From Minority Leader Nancy Pelosi, D-San Francisco:

Nancy Pelosi“Today, the President has taken an important step forward toward restored relations with Cuba. Taking Cuba off the state sponsors of terror list removes an outdated designation that no longer serves the security interests of the United States, nor the democratic aspirations of the Cuban people.

“This move continues the historic normalization of relations between our countries. It will facilitate the opening of new markets for American banks and businesses, and new opportunities for the people of Cuba.

“I hope we can continue to take our relations in a positive and constructive direction, and build on the historic progress we have made thus far.”

From Speaker John Boehner, R-Ohio:

John Boehner“I am disappointed that the White House seems determined to reward the Castro regime, which has a clear record of repression at home and exporting violence throughout the region. Not even a week has passed since the brutal attacks on Cuban democracy protestors in Panama City during the Summit for the Americas. Those attacks – and the Castros’ long history of human rights violations – demonstrate the folly of revisiting diplomatic relations with this communist dictatorship and removing it from the State Department’s list of state sponsors of terror.
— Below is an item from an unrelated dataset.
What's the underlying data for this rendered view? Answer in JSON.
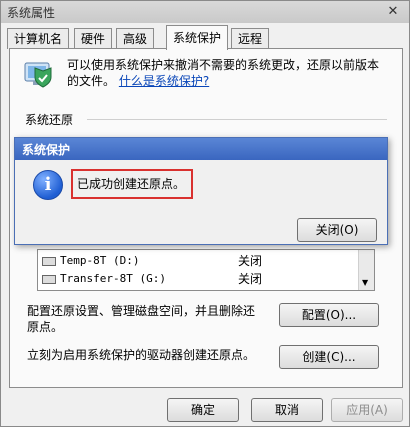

“Cozying up to the oppressive regime in Cuba is a blow to all who long for liberty and dignity. And it’s just one more example of this administration focusing more on befriending our enemies than helping our allies. The United States has a responsibility to stand strong for all those who struggle for freedom, and the House of Representatives is committed to doing its part.”

From Rep. Barbara Lee, D-Oakland:
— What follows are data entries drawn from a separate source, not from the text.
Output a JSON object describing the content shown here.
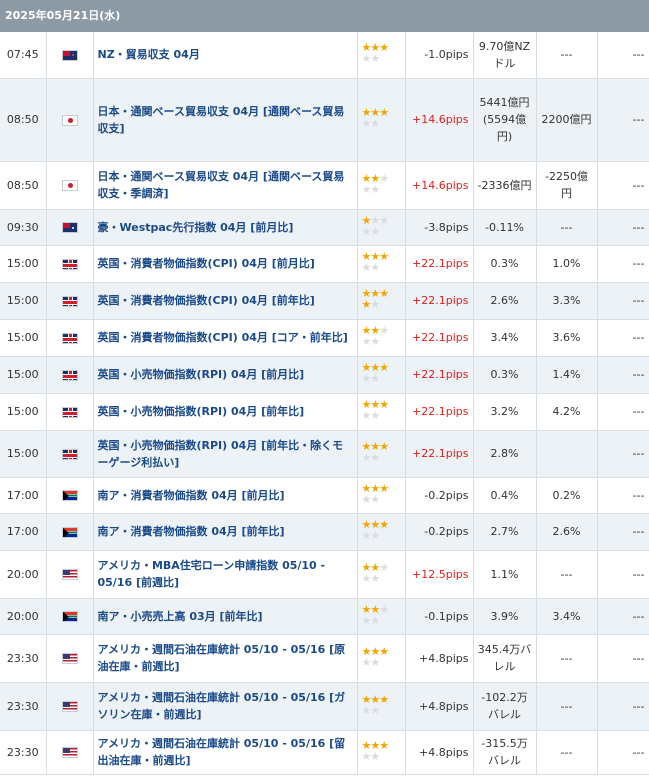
{
  "date_header": "2025年05月21日(水)",
  "rows": [
    {
      "time": "07:45",
      "flag": "nz",
      "flag_icon": "nz-flag-icon",
      "name": "NZ・貿易収支 04月",
      "stars": 3,
      "pips": "-1.0pips",
      "pips_up": false,
      "prev": "9.70億NZドル",
      "forecast": "---",
      "result": "---"
    },
    {
      "time": "08:50",
      "flag": "jp",
      "flag_icon": "jp-flag-icon",
      "name": "日本・通関ベース貿易収支 04月 [通関ベース貿易収支]",
      "stars": 3,
      "pips": "+14.6pips",
      "pips_up": true,
      "prev": "5441億円(5594億円)",
      "forecast": "2200億円",
      "result": "---"
    },
    {
      "time": "08:50",
      "flag": "jp",
      "flag_icon": "jp-flag-icon",
      "name": "日本・通関ベース貿易収支 04月 [通関ベース貿易収支・季調済]",
      "stars": 2,
      "pips": "+14.6pips",
      "pips_up": true,
      "prev": "-2336億円",
      "forecast": "-2250億円",
      "result": "---"
    },
    {
      "time": "09:30",
      "flag": "au",
      "flag_icon": "au-flag-icon",
      "name": "豪・Westpac先行指数 04月 [前月比]",
      "stars": 1,
      "pips": "-3.8pips",
      "pips_up": false,
      "prev": "-0.11%",
      "forecast": "---",
      "result": "---"
    },
    {
      "time": "15:00",
      "flag": "gb",
      "flag_icon": "gb-flag-icon",
      "name": "英国・消費者物価指数(CPI) 04月 [前月比]",
      "stars": 3,
      "pips": "+22.1pips",
      "pips_up": true,
      "prev": "0.3%",
      "forecast": "1.0%",
      "result": "---"
    },
    {
      "time": "15:00",
      "flag": "gb",
      "flag_icon": "gb-flag-icon",
      "name": "英国・消費者物価指数(CPI) 04月 [前年比]",
      "stars": 4,
      "pips": "+22.1pips",
      "pips_up": true,
      "prev": "2.6%",
      "forecast": "3.3%",
      "result": "---"
    },
    {
      "time": "15:00",
      "flag": "gb",
      "flag_icon": "gb-flag-icon",
      "name": "英国・消費者物価指数(CPI) 04月 [コア・前年比]",
      "stars": 2,
      "pips": "+22.1pips",
      "pips_up": true,
      "prev": "3.4%",
      "forecast": "3.6%",
      "result": "---"
    },
    {
      "time": "15:00",
      "flag": "gb",
      "flag_icon": "gb-flag-icon",
      "name": "英国・小売物価指数(RPI) 04月 [前月比]",
      "stars": 3,
      "pips": "+22.1pips",
      "pips_up": true,
      "prev": "0.3%",
      "forecast": "1.4%",
      "result": "---"
    },
    {
      "time": "15:00",
      "flag": "gb",
      "flag_icon": "gb-flag-icon",
      "name": "英国・小売物価指数(RPI) 04月 [前年比]",
      "stars": 3,
      "pips": "+22.1pips",
      "pips_up": true,
      "prev": "3.2%",
      "forecast": "4.2%",
      "result": "---"
    },
    {
      "time": "15:00",
      "flag": "gb",
      "flag_icon": "gb-flag-icon",
      "name": "英国・小売物価指数(RPI) 04月 [前年比・除くモーゲージ利払い]",
      "stars": 3,
      "pips": "+22.1pips",
      "pips_up": true,
      "prev": "2.8%",
      "forecast": "",
      "result": "---"
    },
    {
      "time": "17:00",
      "flag": "za",
      "flag_icon": "za-flag-icon",
      "name": "南ア・消費者物価指数 04月 [前月比]",
      "stars": 3,
      "pips": "-0.2pips",
      "pips_up": false,
      "prev": "0.4%",
      "forecast": "0.2%",
      "result": "---"
    },
    {
      "time": "17:00",
      "flag": "za",
      "flag_icon": "za-flag-icon",
      "name": "南ア・消費者物価指数 04月 [前年比]",
      "stars": 3,
      "pips": "-0.2pips",
      "pips_up": false,
      "prev": "2.7%",
      "forecast": "2.6%",
      "result": "---"
    },
    {
      "time": "20:00",
      "flag": "us",
      "flag_icon": "us-flag-icon",
      "name": "アメリカ・MBA住宅ローン申請指数 05/10 - 05/16 [前週比]",
      "stars": 2,
      "pips": "+12.5pips",
      "pips_up": true,
      "prev": "1.1%",
      "forecast": "---",
      "result": "---"
    },
    {
      "time": "20:00",
      "flag": "za",
      "flag_icon": "za-flag-icon",
      "name": "南ア・小売売上高 03月 [前年比]",
      "stars": 2,
      "pips": "-0.1pips",
      "pips_up": false,
      "prev": "3.9%",
      "forecast": "3.4%",
      "result": "---"
    },
    {
      "time": "23:30",
      "flag": "us",
      "flag_icon": "us-flag-icon",
      "name": "アメリカ・週間石油在庫統計 05/10 - 05/16 [原油在庫・前週比]",
      "stars": 3,
      "pips": "+4.8pips",
      "pips_up": false,
      "prev": "345.4万バレル",
      "forecast": "---",
      "result": "---"
    },
    {
      "time": "23:30",
      "flag": "us",
      "flag_icon": "us-flag-icon",
      "name": "アメリカ・週間石油在庫統計 05/10 - 05/16 [ガソリン在庫・前週比]",
      "stars": 3,
      "pips": "+4.8pips",
      "pips_up": false,
      "prev": "-102.2万バレル",
      "forecast": "---",
      "result": "---"
    },
    {
      "time": "23:30",
      "flag": "us",
      "flag_icon": "us-flag-icon",
      "name": "アメリカ・週間石油在庫統計 05/10 - 05/16 [留出油在庫・前週比]",
      "stars": 3,
      "pips": "+4.8pips",
      "pips_up": false,
      "prev": "-315.5万バレル",
      "forecast": "---",
      "result": "---"
    }
  ],
  "row_heights": [
    46,
    83,
    48,
    36,
    37,
    37,
    37,
    37,
    37,
    47,
    36,
    37,
    48,
    36,
    48,
    48,
    44
  ],
  "colors": {
    "header_bg": "#8c9aa6",
    "link": "#1a4a8a",
    "pips_up": "#e0201a",
    "star": "#f2a600",
    "row_alt": "#edf2f6"
  }
}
Barbara Lee (Dec-2010)“I am pleased that President Obama will be removing Cuba from the State Sponsor of Terrorism List. This action is long overdue and is an important step toward fully normalizing relations with Cuba.

“Along with many of my colleagues, I have long called for Cuba to be removed from this list. In December of 2013, I wrote a letter calling for de-list Cuba. I have reiterated that call in subsequent letters, including a December 2014 letter signed by 37 of my colleagues, which called for moves toward normalization ahead of the Summit of the Americas.

“The letter stated: ‘Over the years, reports by the State Department on the state sponsors of terrorism, have found no evidence or indication that Cuba provides weapons or training to terrorists. In fact, Cuba now meets global standards for fighting money-laundering and preventing terrorist finance, in addition to playing an active role in bringing Colombia’s civil war to an end.’

“By removing Cuba from the State Sponsor of Terrorism List, President Obama is signaling his strong commitment to building a more productive relationship with Cuba. As we continue to move forward, renewed ties will bring great benefits to the Cuban and American people. Given Cuba’s close proximity to the U.S., improved relations will open new trade opportunities that will allow U.S. businesses to expand and create jobs here at home. This will also expand existing education and cultural exchanges.

“Congress also has a critical role to play. It’s past time to end the failed embargo, lift the restrictive travel ban and formally normalize relations. I am glad to be co-leading The Freedom to Travel to Cuba Act (H.R. 664) and Free Trade with Cuba Act (H.R. 403) to forge a new path between our two countries.”

From Rep. Sam Farr, D-Carmel:

Sam Farr“As Cuba moves to reintegrate itself into the international community, we must be willing to modernize our relations with them. This decision by the President moves us closer to normalized relations between our two countries. Decades of isolation have not worked so I am glad we are finally talking with our neighbor to push for new path forward in Cuba.

“I have been engaged in Latin American affairs since serving as a Peace Corps volunteer in Colombia. At the 2012 Summit in Cartagena, it was clear our position towards Cuba alienated us from the rest of the hemisphere. We must join the rest of the world by engaging with the island to help build a more open and democratic Cuba.”

Posted on Tuesday, April 14th, 2015
Under: Barbara Lee, John Boehner, Nancy Pelosi, Sam Farr, U.S. House | 3 Comments »